From babies who'd been transformed into bees to men dressed up as pregnant women and all other types of outfits in between, the Düsseldorfers went all out. 

Ultimately, the spirit of carnival is about community. 

“Rosenmontag is the highlight of our carnival session, everyone comes together and celebrates together, it doesn't matter where you’re from,” Sonja said.

If there’s one thing you have to be ready for at the carnival, it’s to shout the war cry “Helau!” possibly a million times during the course of one day. 

“In Düsseldorf we say Helau!” said Sonja and Katharina. 

Düsseldorf is known for its biting political floats, made by creative genius Jacques Tilly. No topics are off limits, from the coronavirus to the far-right, Brexit and Trump.

A sculpture depicting Thuringia's AfD leader Björn Höcke and the election debacle in the German state. Photo: DPA

One float was dedicated to the victims of the Hanau shooting attacks with the strong message that words can become actions emblazoned across it.

Ole Friedrich, managing director at the Düsseldorf Tourism Board, said: “There are so many people in a good mood, everybody is happy and we have these special wagons.  We are proud of it because these will go out to the entire world.

“We are the only Rose Monday with such satirical, strong political wagons.”

Melvin Böcher and Ole Friedrich. Photo: Rachel Loxton

After a few hours, our float began moving through the crowds and the sweet-throwing started. Children (along with quite a few adults) got really excited to catch some treats.

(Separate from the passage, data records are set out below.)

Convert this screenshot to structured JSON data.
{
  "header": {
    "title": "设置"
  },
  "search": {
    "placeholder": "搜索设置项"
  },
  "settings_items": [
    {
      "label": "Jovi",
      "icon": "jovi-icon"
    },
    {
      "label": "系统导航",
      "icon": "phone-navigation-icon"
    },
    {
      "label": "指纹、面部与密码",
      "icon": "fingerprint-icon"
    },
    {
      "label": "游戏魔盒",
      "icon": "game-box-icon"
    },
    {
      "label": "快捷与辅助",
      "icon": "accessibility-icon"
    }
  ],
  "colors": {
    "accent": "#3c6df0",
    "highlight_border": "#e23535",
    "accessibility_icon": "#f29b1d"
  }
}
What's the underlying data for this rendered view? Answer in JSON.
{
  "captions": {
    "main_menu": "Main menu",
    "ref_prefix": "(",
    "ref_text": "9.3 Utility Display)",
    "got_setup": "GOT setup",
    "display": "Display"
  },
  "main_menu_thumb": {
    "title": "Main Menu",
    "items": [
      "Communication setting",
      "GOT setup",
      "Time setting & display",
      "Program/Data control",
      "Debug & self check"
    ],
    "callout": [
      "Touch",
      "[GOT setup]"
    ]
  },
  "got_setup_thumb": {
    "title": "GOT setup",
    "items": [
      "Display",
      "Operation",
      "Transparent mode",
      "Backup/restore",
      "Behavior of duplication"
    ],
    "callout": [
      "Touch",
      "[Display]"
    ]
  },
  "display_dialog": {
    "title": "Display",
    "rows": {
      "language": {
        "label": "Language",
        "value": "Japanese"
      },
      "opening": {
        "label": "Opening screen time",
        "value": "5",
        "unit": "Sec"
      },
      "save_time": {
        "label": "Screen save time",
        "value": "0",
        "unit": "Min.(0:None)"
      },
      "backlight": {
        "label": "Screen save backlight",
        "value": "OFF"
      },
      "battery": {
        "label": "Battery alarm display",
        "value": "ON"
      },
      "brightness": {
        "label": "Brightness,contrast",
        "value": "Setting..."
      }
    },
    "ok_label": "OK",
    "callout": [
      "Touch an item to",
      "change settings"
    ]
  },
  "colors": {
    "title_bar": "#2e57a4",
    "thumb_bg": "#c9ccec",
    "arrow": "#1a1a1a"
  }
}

We travelled through the city and I was able to see some of the sights, such as the old town hall, while listening to carnival music and shouting Helau!

We finished the route just as it was beginning to get dark. The sun didn't come out the entire day but that didn't bother anyone in Düsseldorf one bit. 

Melvin Böcher, of the online community Travel Dudes, summed it up: “The weather’s shit but it’s an amazing atmosphere.”

Rachel stayed at Hotel Friends Düsseldorf during her visit.